*Provided information*.
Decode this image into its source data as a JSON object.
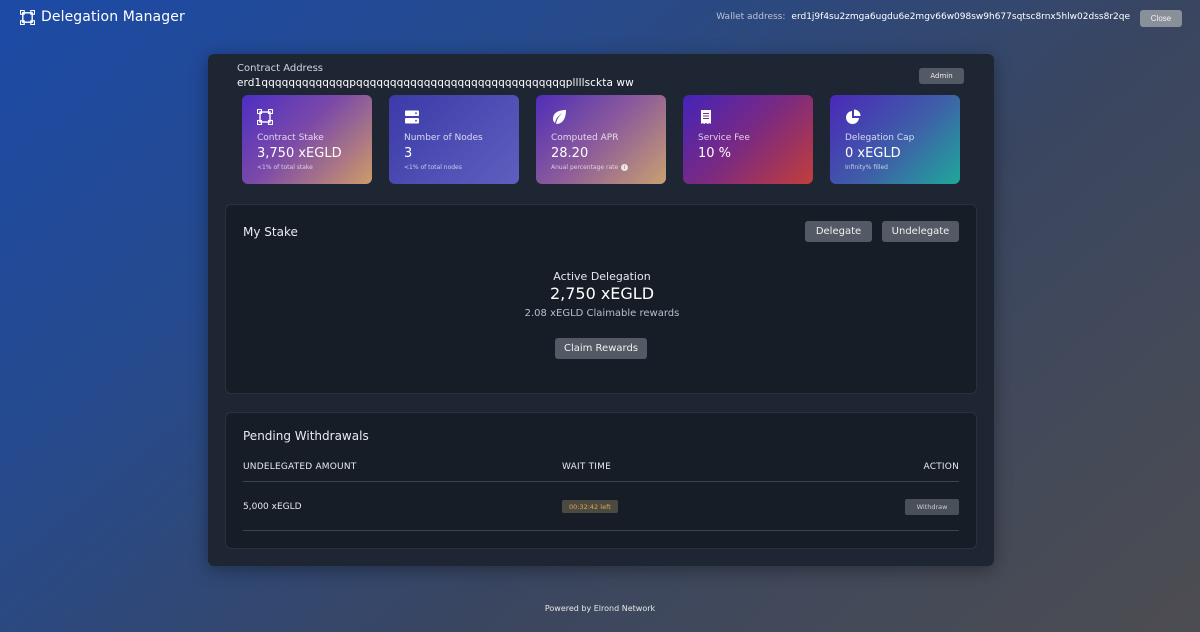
{
  "header": {
    "title": "Delegation Manager",
    "wallet_label": "Wallet address:",
    "wallet_address": "erd1j9f4su2zmga6ugdu6e2mgv66w098sw9h677sqtsc8rnx5hlw02dss8r2qe",
    "close_label": "Close",
    "brand_icon": "logo-icon"
  },
  "contract": {
    "label": "Contract Address",
    "address": "erd1qqqqqqqqqqqqqpqqqqqqqqqqqqqqqqqqqqqqqqqqqqqqqpllllsckta ww",
    "admin_label": "Admin"
  },
  "cards": [
    {
      "icon": "contract-stake-icon",
      "label": "Contract Stake",
      "value": "3,750 xEGLD",
      "note": "<1% of total stake"
    },
    {
      "icon": "server-icon",
      "label": "Number of Nodes",
      "value": "3",
      "note": "<1% of total nodes"
    },
    {
      "icon": "leaf-icon",
      "label": "Computed APR",
      "value": "28.20",
      "note": "Anual percentage rate"
    },
    {
      "icon": "receipt-icon",
      "label": "Service Fee",
      "value": "10 %",
      "note": ""
    },
    {
      "icon": "pie-chart-icon",
      "label": "Delegation Cap",
      "value": "0 xEGLD",
      "note": "Infinity% filled"
    }
  ],
  "my_stake": {
    "title": "My Stake",
    "delegate_label": "Delegate",
    "undelegate_label": "Undelegate",
    "active_label": "Active Delegation",
    "active_value": "2,750 xEGLD",
    "claimable": "2.08 xEGLD Claimable rewards",
    "claim_label": "Claim Rewards"
  },
  "withdrawals": {
    "title": "Pending Withdrawals",
    "columns": [
      "UNDELEGATED AMOUNT",
      "WAIT TIME",
      "ACTION"
    ],
    "rows": [
      {
        "amount": "5,000 xEGLD",
        "wait": "00:32:42 left",
        "action": "Withdraw"
      }
    ]
  },
  "footer": {
    "text": "Powered by Elrond Network"
  },
  "colors": {
    "accent_wait": "#e0a84a",
    "panel": "#1f2633",
    "box": "#171d27"
  }
}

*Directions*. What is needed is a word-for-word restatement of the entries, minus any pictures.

*Solution for this task*.
Decode this image into its source data as a JSON object.
{
  "header": {
    "title": "Delegation Manager",
    "wallet_label": "Wallet address:",
    "wallet_address": "erd1j9f4su2zmga6ugdu6e2mgv66w098sw9h677sqtsc8rnx5hlw02dss8r2qe",
    "close_label": "Close",
    "brand_icon": "logo-icon"
  },
  "contract": {
    "label": "Contract Address",
    "address": "erd1qqqqqqqqqqqqqpqqqqqqqqqqqqqqqqqqqqqqqqqqqqqqqpllllsckta ww",
    "admin_label": "Admin"
  },
  "cards": [
    {
      "icon": "contract-stake-icon",
      "label": "Contract Stake",
      "value": "3,750 xEGLD",
      "note": "<1% of total stake"
    },
    {
      "icon": "server-icon",
      "label": "Number of Nodes",
      "value": "3",
      "note": "<1% of total nodes"
    },
    {
      "icon": "leaf-icon",
      "label": "Computed APR",
      "value": "28.20",
      "note": "Anual percentage rate"
    },
    {
      "icon": "receipt-icon",
      "label": "Service Fee",
      "value": "10 %",
      "note": ""
    },
    {
      "icon": "pie-chart-icon",
      "label": "Delegation Cap",
      "value": "0 xEGLD",
      "note": "Infinity% filled"
    }
  ],
  "my_stake": {
    "title": "My Stake",
    "delegate_label": "Delegate",
    "undelegate_label": "Undelegate",
    "active_label": "Active Delegation",
    "active_value": "2,750 xEGLD",
    "claimable": "2.08 xEGLD Claimable rewards",
    "claim_label": "Claim Rewards"
  },
  "withdrawals": {
    "title": "Pending Withdrawals",
    "columns": [
      "UNDELEGATED AMOUNT",
      "WAIT TIME",
      "ACTION"
    ],
    "rows": [
      {
        "amount": "5,000 xEGLD",
        "wait": "00:32:42 left",
        "action": "Withdraw"
      }
    ]
  },
  "footer": {
    "text": "Powered by Elrond Network"
  },
  "colors": {
    "accent_wait": "#e0a84a",
    "panel": "#1f2633",
    "box": "#171d27"
  }
}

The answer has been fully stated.